Website and app data records:
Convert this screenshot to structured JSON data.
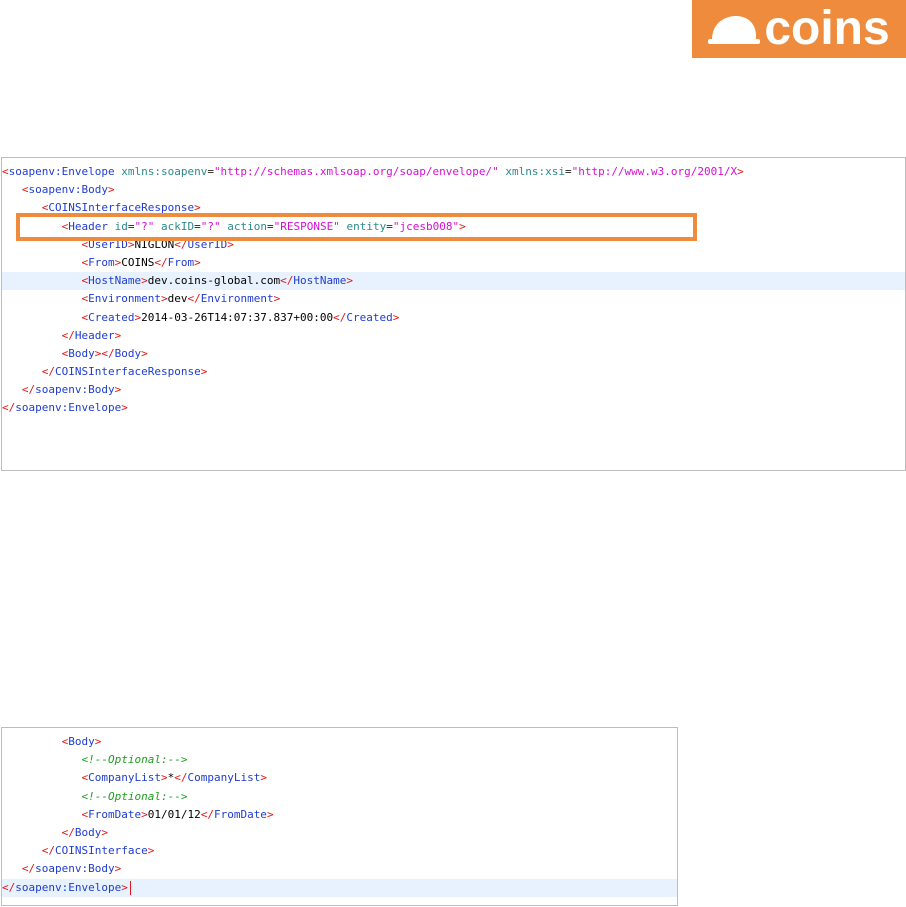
{
  "logo": {
    "text": "coins",
    "icon": "helmet-icon",
    "color": "#ef8b3d"
  },
  "top_panel": {
    "lines": [
      {
        "indent": "",
        "open": "soapenv:Envelope",
        "attrs": [
          [
            "xmlns:soapenv",
            "\"http://schemas.xmlsoap.org/soap/envelope/\""
          ],
          [
            "xmlns:xsi",
            "\"http://www.w3.org/2001/X"
          ]
        ]
      },
      {
        "indent": "   ",
        "open": "soapenv:Body"
      },
      {
        "indent": "      ",
        "open": "COINSInterfaceResponse"
      },
      {
        "indent": "         ",
        "open": "Header",
        "attrs": [
          [
            "id",
            "\"?\""
          ],
          [
            "ackID",
            "\"?\""
          ],
          [
            "action",
            "\"RESPONSE\""
          ],
          [
            "entity",
            "\"jcesb008\""
          ]
        ]
      },
      {
        "indent": "            ",
        "open": "UserID",
        "text": "NIGLON",
        "close": "UserID"
      },
      {
        "indent": "            ",
        "open": "From",
        "text": "COINS",
        "close": "From"
      },
      {
        "indent": "            ",
        "open": "HostName",
        "text": "dev.coins-global.com",
        "close": "HostName"
      },
      {
        "indent": "            ",
        "open": "Environment",
        "text": "dev",
        "close": "Environment"
      },
      {
        "indent": "            ",
        "open": "Created",
        "text": "2014-03-26T14:07:37.837+00:00",
        "close": "Created"
      },
      {
        "indent": "         ",
        "close": "Header"
      },
      {
        "indent": "         ",
        "open": "Body",
        "close": "Body"
      },
      {
        "indent": "      ",
        "close": "COINSInterfaceResponse"
      },
      {
        "indent": "   ",
        "close": "soapenv:Body"
      },
      {
        "indent": "",
        "close": "soapenv:Envelope"
      }
    ]
  },
  "bottom_panel": {
    "lines": [
      {
        "indent": "         ",
        "open": "Body"
      },
      {
        "indent": "            ",
        "comment": "<!--Optional:-->"
      },
      {
        "indent": "            ",
        "open": "CompanyList",
        "text": "*",
        "close": "CompanyList"
      },
      {
        "indent": "            ",
        "comment": "<!--Optional:-->"
      },
      {
        "indent": "            ",
        "open": "FromDate",
        "text": "01/01/12",
        "close": "FromDate"
      },
      {
        "indent": "         ",
        "close": "Body"
      },
      {
        "indent": "      ",
        "close": "COINSInterface"
      },
      {
        "indent": "   ",
        "close": "soapenv:Body"
      },
      {
        "indent": "",
        "close": "soapenv:Envelope"
      }
    ]
  }
}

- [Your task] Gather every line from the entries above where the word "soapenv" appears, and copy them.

- [Task output]
        "open": "soapenv:Envelope",
            "xmlns:soapenv",
        "open": "soapenv:Body"
        "close": "soapenv:Body"
        "close": "soapenv:Envelope"
        "close": "soapenv:Body"
        "close": "soapenv:Envelope"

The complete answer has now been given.